[Opening SUPPLIED ENTRIES section]
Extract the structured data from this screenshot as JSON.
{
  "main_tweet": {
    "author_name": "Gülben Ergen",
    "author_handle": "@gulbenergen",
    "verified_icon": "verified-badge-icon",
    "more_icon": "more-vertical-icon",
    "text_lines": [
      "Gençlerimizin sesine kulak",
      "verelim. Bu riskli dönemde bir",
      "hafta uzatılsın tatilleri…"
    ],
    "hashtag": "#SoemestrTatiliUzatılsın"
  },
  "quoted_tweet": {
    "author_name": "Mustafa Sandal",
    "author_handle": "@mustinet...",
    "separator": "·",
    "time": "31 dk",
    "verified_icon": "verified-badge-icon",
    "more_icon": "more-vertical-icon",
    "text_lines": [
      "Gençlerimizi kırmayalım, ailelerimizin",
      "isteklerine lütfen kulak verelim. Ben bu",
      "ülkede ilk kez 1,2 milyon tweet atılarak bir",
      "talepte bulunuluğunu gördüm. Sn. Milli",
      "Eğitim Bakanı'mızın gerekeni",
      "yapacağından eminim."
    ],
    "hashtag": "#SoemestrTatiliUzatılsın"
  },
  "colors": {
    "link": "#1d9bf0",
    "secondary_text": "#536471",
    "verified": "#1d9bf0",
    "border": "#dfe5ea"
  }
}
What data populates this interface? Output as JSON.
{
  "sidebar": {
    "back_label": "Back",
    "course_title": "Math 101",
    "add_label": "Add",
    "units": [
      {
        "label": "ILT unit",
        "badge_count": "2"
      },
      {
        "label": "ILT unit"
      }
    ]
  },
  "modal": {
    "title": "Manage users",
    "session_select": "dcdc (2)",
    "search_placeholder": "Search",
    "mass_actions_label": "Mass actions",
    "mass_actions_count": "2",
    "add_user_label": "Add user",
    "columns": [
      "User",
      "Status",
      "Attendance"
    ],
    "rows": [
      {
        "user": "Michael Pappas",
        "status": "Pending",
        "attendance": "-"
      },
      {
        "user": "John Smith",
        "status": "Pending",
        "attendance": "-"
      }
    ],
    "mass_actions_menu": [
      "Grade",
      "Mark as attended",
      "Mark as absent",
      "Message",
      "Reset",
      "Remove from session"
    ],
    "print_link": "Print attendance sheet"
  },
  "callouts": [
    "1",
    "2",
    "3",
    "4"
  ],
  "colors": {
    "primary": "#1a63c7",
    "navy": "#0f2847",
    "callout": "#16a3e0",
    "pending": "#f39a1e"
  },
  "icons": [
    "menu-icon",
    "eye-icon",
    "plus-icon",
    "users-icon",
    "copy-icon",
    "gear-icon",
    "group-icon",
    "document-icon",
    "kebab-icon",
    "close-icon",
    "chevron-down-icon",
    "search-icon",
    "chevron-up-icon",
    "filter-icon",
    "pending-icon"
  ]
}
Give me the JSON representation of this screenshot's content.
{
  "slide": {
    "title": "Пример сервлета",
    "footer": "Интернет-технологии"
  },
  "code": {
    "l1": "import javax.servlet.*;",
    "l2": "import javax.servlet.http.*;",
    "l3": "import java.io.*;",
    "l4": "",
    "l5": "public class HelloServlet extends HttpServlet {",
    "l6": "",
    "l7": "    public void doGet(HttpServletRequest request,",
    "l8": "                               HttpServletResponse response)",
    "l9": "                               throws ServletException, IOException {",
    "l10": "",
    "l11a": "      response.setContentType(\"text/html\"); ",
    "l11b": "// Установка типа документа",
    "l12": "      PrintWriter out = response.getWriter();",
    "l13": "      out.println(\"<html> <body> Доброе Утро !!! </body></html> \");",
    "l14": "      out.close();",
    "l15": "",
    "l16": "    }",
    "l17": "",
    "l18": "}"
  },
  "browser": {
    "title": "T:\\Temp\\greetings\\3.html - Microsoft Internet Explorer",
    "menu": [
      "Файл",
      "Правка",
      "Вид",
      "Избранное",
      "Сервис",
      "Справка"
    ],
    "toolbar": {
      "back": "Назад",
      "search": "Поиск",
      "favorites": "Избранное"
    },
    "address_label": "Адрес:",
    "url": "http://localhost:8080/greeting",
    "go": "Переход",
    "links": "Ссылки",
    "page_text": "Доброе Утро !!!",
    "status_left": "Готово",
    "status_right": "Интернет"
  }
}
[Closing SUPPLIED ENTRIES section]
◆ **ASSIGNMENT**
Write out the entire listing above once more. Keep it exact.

◆ **OUTPUT FOR THIS TASK**
Extract the structured data from this screenshot as JSON.
{
  "main_tweet": {
    "author_name": "Gülben Ergen",
    "author_handle": "@gulbenergen",
    "verified_icon": "verified-badge-icon",
    "more_icon": "more-vertical-icon",
    "text_lines": [
      "Gençlerimizin sesine kulak",
      "verelim. Bu riskli dönemde bir",
      "hafta uzatılsın tatilleri…"
    ],
    "hashtag": "#SoemestrTatiliUzatılsın"
  },
  "quoted_tweet": {
    "author_name": "Mustafa Sandal",
    "author_handle": "@mustinet...",
    "separator": "·",
    "time": "31 dk",
    "verified_icon": "verified-badge-icon",
    "more_icon": "more-vertical-icon",
    "text_lines": [
      "Gençlerimizi kırmayalım, ailelerimizin",
      "isteklerine lütfen kulak verelim. Ben bu",
      "ülkede ilk kez 1,2 milyon tweet atılarak bir",
      "talepte bulunuluğunu gördüm. Sn. Milli",
      "Eğitim Bakanı'mızın gerekeni",
      "yapacağından eminim."
    ],
    "hashtag": "#SoemestrTatiliUzatılsın"
  },
  "colors": {
    "link": "#1d9bf0",
    "secondary_text": "#536471",
    "verified": "#1d9bf0",
    "border": "#dfe5ea"
  }
}
What data populates this interface? Output as JSON.
{
  "sidebar": {
    "back_label": "Back",
    "course_title": "Math 101",
    "add_label": "Add",
    "units": [
      {
        "label": "ILT unit",
        "badge_count": "2"
      },
      {
        "label": "ILT unit"
      }
    ]
  },
  "modal": {
    "title": "Manage users",
    "session_select": "dcdc (2)",
    "search_placeholder": "Search",
    "mass_actions_label": "Mass actions",
    "mass_actions_count": "2",
    "add_user_label": "Add user",
    "columns": [
      "User",
      "Status",
      "Attendance"
    ],
    "rows": [
      {
        "user": "Michael Pappas",
        "status": "Pending",
        "attendance": "-"
      },
      {
        "user": "John Smith",
        "status": "Pending",
        "attendance": "-"
      }
    ],
    "mass_actions_menu": [
      "Grade",
      "Mark as attended",
      "Mark as absent",
      "Message",
      "Reset",
      "Remove from session"
    ],
    "print_link": "Print attendance sheet"
  },
  "callouts": [
    "1",
    "2",
    "3",
    "4"
  ],
  "colors": {
    "primary": "#1a63c7",
    "navy": "#0f2847",
    "callout": "#16a3e0",
    "pending": "#f39a1e"
  },
  "icons": [
    "menu-icon",
    "eye-icon",
    "plus-icon",
    "users-icon",
    "copy-icon",
    "gear-icon",
    "group-icon",
    "document-icon",
    "kebab-icon",
    "close-icon",
    "chevron-down-icon",
    "search-icon",
    "chevron-up-icon",
    "filter-icon",
    "pending-icon"
  ]
}
Give me the JSON representation of this screenshot's content.
{
  "slide": {
    "title": "Пример сервлета",
    "footer": "Интернет-технологии"
  },
  "code": {
    "l1": "import javax.servlet.*;",
    "l2": "import javax.servlet.http.*;",
    "l3": "import java.io.*;",
    "l4": "",
    "l5": "public class HelloServlet extends HttpServlet {",
    "l6": "",
    "l7": "    public void doGet(HttpServletRequest request,",
    "l8": "                               HttpServletResponse response)",
    "l9": "                               throws ServletException, IOException {",
    "l10": "",
    "l11a": "      response.setContentType(\"text/html\"); ",
    "l11b": "// Установка типа документа",
    "l12": "      PrintWriter out = response.getWriter();",
    "l13": "      out.println(\"<html> <body> Доброе Утро !!! </body></html> \");",
    "l14": "      out.close();",
    "l15": "",
    "l16": "    }",
    "l17": "",
    "l18": "}"
  },
  "browser": {
    "title": "T:\\Temp\\greetings\\3.html - Microsoft Internet Explorer",
    "menu": [
      "Файл",
      "Правка",
      "Вид",
      "Избранное",
      "Сервис",
      "Справка"
    ],
    "toolbar": {
      "back": "Назад",
      "search": "Поиск",
      "favorites": "Избранное"
    },
    "address_label": "Адрес:",
    "url": "http://localhost:8080/greeting",
    "go": "Переход",
    "links": "Ссылки",
    "page_text": "Доброе Утро !!!",
    "status_left": "Готово",
    "status_right": "Интернет"
  }
}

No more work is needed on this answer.